This book was read by Courtney Bippley, a Reference Librarian at the Main Campus Library.
#ReadGreatThings2018 Categor(ies): A memoir & A book about or that features sports
Misty Copeland is the first African-American Principal Dancer for the American Ballet Theatre. She started dancing at 13 years old, far older than most ballerinas, and overcame all kinds of adversity to become an amazing artist and role model.
Why did you choose to read this book?
It fits two #ReadGreatThings2018 categories (memoir and sports since ballet definitely counts as a sport). And, I admire Misty Copeland. I like to dance myself (though I make no claim to be good at it) and so reading the memoir of a famous dancer was appealing.
What did you like about it?
I really liked that she manages to be humble while also acknowledging that she was a prodigy. Not everyone can make it to the big leagues when they don’t start dancing until 13. She has real, raw talent, but isn’t arrogant about it. Nor does she shy away from it.
Was there anything noteworthy about the book?
She is remarkable kind to people who have, inadvertently or mistakenly, tried to hold her back from her career as a ballerina. Far more kind and understanding than I would be in her place.
What feeling did the book leave you with?
I felt like I knew Misty Copeland as a person after I finished this book. I knew her challenges, her triumphs, the things she is afraid of, and her personal goals.
Who would you recommend the book to?

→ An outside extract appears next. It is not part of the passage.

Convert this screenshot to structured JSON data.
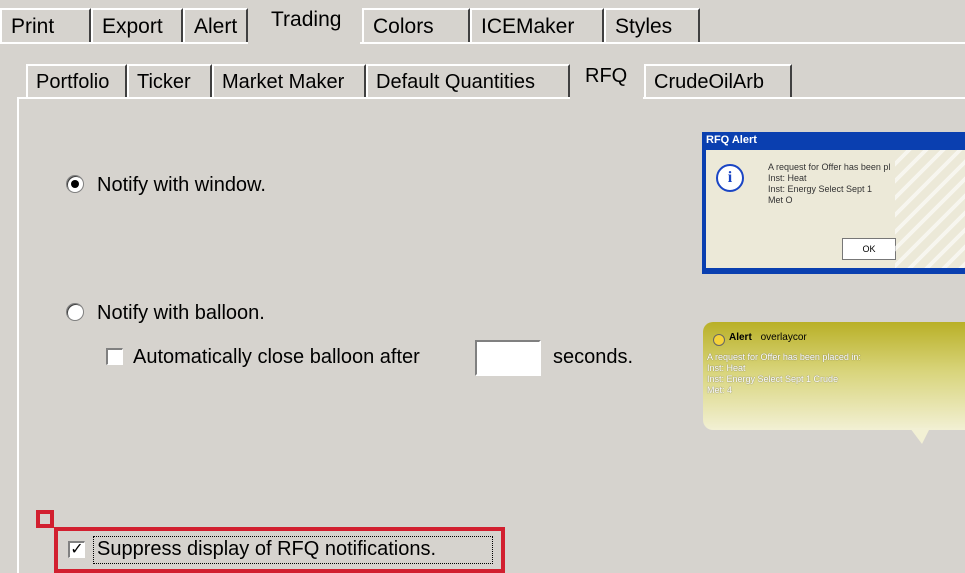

Anyone who is interested in ballet or dance in general. Along with anyone who enjoys reading about ground-breaking African American women. Which, who wouldn’t? So, basically everyone.
What would you pair this book with?
This book would go well with a barre workout class so you can truly appreciate how hard ballet is on your body. I mean, look at this. I didn’t even know the human body could bend that way.